Thank you, Mr. Chair.
Good afternoon to all committee members.
My name is Luc Jarry and I'm a senior cybersecurity advisor for Cascades Inc. I'm also a lecturer and I teach industrial cybersecurity at the Polytechnique Montréal, which is affiliated with the University of Montreal.
This is my first time appearing as a witness. I spent some time reading the evidence from other witnesses and I noted that several topics were discussed. Today, I'll talk about a subject that affects virtually every domain, from financial affairs to the industrial, business and personal worlds. I'm talking about the Internet of Things, better known as IoT, which is of course associated with artificial intelligence.
What is IoT? I think the best definition is also the shortest: IoT is a direct integration between the physical world and computer systems. In the past few years, there has been an extraordinary revolution in the way objects connect to TCP-IP networks. I'm talking about the Internet. It has been estimated that by 2020, between 40 billion and 50 billion devices will be connected to the Internet. We will have to ask ourselves wether the "Internet of Things" will become the "Internet of All."
Together with artificial intelligence, the Internet of Things makes possible what was only imaginable a few years ago. Think for example of self-driving cars. They are still in the testing stage. We have all heard about them. Currently, if your car is even halfway modern, it will probably have a monitoring system that measures the pressure in your tires. If a tire's pressure is low, the monitoring system will send a message to the car's computer to warn the driver that one of the tires is low on air. The driver will then have to deal with the problem.
The same thing will happen with the Internet of Things, but in addition to informing the driver, the car itself will make an appointment at the dealership or the garage responsible for maintenance. The car will then drive itself to the dealership so the problem can be fixed, and it will then return to its point of origin.
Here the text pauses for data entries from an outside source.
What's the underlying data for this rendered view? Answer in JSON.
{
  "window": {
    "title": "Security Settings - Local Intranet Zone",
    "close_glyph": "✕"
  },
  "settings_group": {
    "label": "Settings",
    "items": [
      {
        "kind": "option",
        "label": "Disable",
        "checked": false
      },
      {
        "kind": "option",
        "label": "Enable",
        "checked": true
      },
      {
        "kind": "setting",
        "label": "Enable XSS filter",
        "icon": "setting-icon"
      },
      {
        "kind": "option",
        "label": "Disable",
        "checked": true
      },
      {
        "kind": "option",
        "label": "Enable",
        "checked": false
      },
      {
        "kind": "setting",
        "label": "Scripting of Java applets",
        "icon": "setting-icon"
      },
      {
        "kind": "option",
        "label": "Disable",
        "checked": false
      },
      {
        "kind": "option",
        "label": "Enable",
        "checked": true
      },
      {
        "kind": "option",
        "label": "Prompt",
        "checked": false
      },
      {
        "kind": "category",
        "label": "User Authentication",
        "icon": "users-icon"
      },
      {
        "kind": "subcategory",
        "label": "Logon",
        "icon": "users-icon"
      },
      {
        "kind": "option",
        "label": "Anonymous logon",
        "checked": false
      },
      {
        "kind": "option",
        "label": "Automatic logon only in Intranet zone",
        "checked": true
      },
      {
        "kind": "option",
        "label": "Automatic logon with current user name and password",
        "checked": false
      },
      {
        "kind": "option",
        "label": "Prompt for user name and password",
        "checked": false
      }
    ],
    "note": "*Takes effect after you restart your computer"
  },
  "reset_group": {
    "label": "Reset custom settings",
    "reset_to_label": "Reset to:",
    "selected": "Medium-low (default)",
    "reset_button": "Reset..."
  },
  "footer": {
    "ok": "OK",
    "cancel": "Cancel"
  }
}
You can start seeing the potential involved. This will open up extraordinary opportunities in all areas.
Unfortunately, all these new technologies make us susceptible to new threats and vulnerabilities. However, computers, which have microprocessors and are controlled by operating systems, are virtually the only devices connected to the Internet. This makes it possible for us to implement basic cybersecurity defences. For example, I can see there are open laptops in this room. I'm sure that those computers have basic cybersecurity protections. This would involve a personal firewall turned on and probably an antivirus program—which I hope has the latest virus updates—as well as a malware scanner. There is something important to note here. These computers have a processor and are able to encrypt and decrypt data. I'm talking about encryption, a widely used strategy in cybersecurity.
The problem with the Internet of Things is that the objects have no operating system or processors. It is therefore impossible to give them basic protections, as we can do with computers. These makes them extremely vulnerable.
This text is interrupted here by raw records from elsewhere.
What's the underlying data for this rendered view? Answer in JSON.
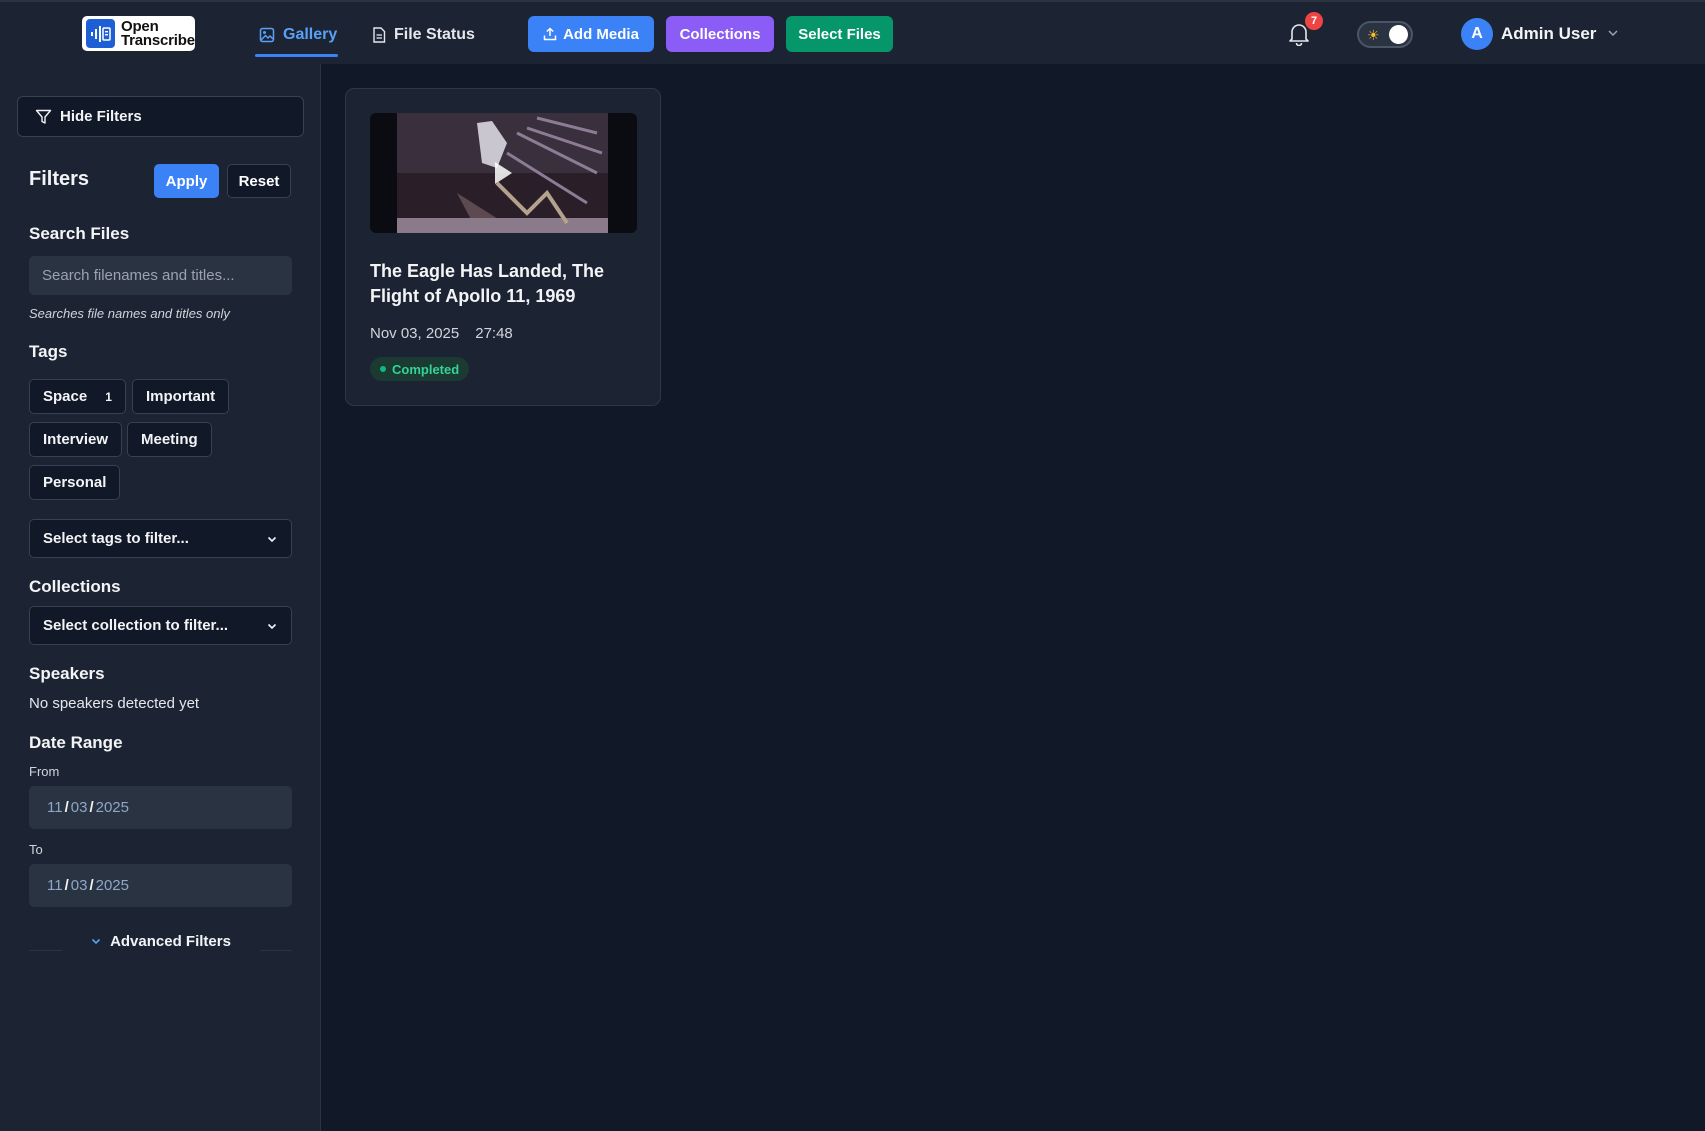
{
  "app": {
    "logo_line1": "Open",
    "logo_line2": "Transcribe"
  },
  "nav": {
    "gallery": "Gallery",
    "file_status": "File Status"
  },
  "actions": {
    "add_media": "Add Media",
    "collections": "Collections",
    "select_files": "Select Files"
  },
  "notifications": {
    "count": "7"
  },
  "theme_toggle": {
    "mode": "light",
    "icon": "sun-icon"
  },
  "user": {
    "initial": "A",
    "name": "Admin User"
  },
  "sidebar": {
    "hide_filters": "Hide Filters",
    "filters_title": "Filters",
    "apply": "Apply",
    "reset": "Reset",
    "search": {
      "title": "Search Files",
      "placeholder": "Search filenames and titles...",
      "hint": "Searches file names and titles only"
    },
    "tags": {
      "title": "Tags",
      "items": [
        {
          "label": "Space",
          "count": "1"
        },
        {
          "label": "Important"
        },
        {
          "label": "Interview"
        },
        {
          "label": "Meeting"
        },
        {
          "label": "Personal"
        }
      ],
      "select_placeholder": "Select tags to filter..."
    },
    "collections": {
      "title": "Collections",
      "select_placeholder": "Select collection to filter..."
    },
    "speakers": {
      "title": "Speakers",
      "empty": "No speakers detected yet"
    },
    "date_range": {
      "title": "Date Range",
      "from_label": "From",
      "from": {
        "month": "11",
        "day": "03",
        "year": "2025"
      },
      "to_label": "To",
      "to": {
        "month": "11",
        "day": "03",
        "year": "2025"
      }
    },
    "advanced": "Advanced Filters"
  },
  "gallery": {
    "items": [
      {
        "title": "The Eagle Has Landed, The Flight of Apollo 11, 1969",
        "date": "Nov 03, 2025",
        "duration": "27:48",
        "status": "Completed"
      }
    ]
  },
  "colors": {
    "accent": "#3b82f6",
    "collections": "#8b5cf6",
    "select_files": "#059669",
    "status_completed": "#34d399",
    "badge": "#ef4444"
  }
}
Over the last 15 or 20 years industries have invested heavily in mechanization and automation technologies. Today, modern factories use industrial control systems such as programmable automatons and SCADA, which communicate with each other via their own telecommunications protocols on private networks within factories. These networks are invisible to the Internet. We often refer to them as an intranet. For industries to ensure they can use and benefit from the advantages of artificial intelligence, they must connect these automatons or industrial control devices to the Internet in order to communicate with AI service providers. This makes these devices very vulnerable.
Another thing is that, based on my own observations, most industrial controls in factories are maintained and supported by electrical engineers, most of whom have no training in cybersecurity.
There are currently many factories connecting things to the Internet in a way that creates gaps in their internal networks, opening them up to possible intrusions. I'm talking about theft of information and industrial espionage, in short, unauthorized access.
There are now things worse than that. With the Internet of Things, we can imagine a hacker or even a terrorist group taking remote control of critical infrastructure such as a hydroelectric dam, a water processing or oil industry plant, a hospital and so on. Imagine all the ensuing damage and danger to public and financial security and safety.
We must also keep the privacy issue in mind. As you know, an increasing number of users are connecting devices to their own networks at home or via cellular networks. You can for example buy a smart refrigerator equipped with a tablet-like screen that takes inventory of all the food and drinks it contains, monitors their expiry dates and even suggests recipes for the food inside, thanks to artificial intelligence. It's a wonderful thing. However, from a privacy perspective, we might ask whether life insurance companies would be interested in knowing what is in their customers' fridges. The answer is yes.
In Canada, citizens are protected by privacy laws, but there is a problem. Many studies have shown that nearly 95% of users agree to terms and conditions of confidentiality without reading them. Often, people don't really know what they are agreeing to.
Still on the subject of privacy, there are now assistants that connect to the Internet and are activated by a specific sentence or word spoken by a user. You can dialogue with the assistant to obtain various kinds of information available online, such as weather forecasts or the news. If these types of devices are connected to an unsecured home network with easy access, a hacker could use a computer worm to record you. If the device has a camera, the hacker could take pictures of you. This would obviously be a breach of privacy.
I could give you several examples. The document I submitted contains a series of recommendations, but unfortunately I won't have the time to go over them all.
With your permission, Mr. Chair, I will now answer questions.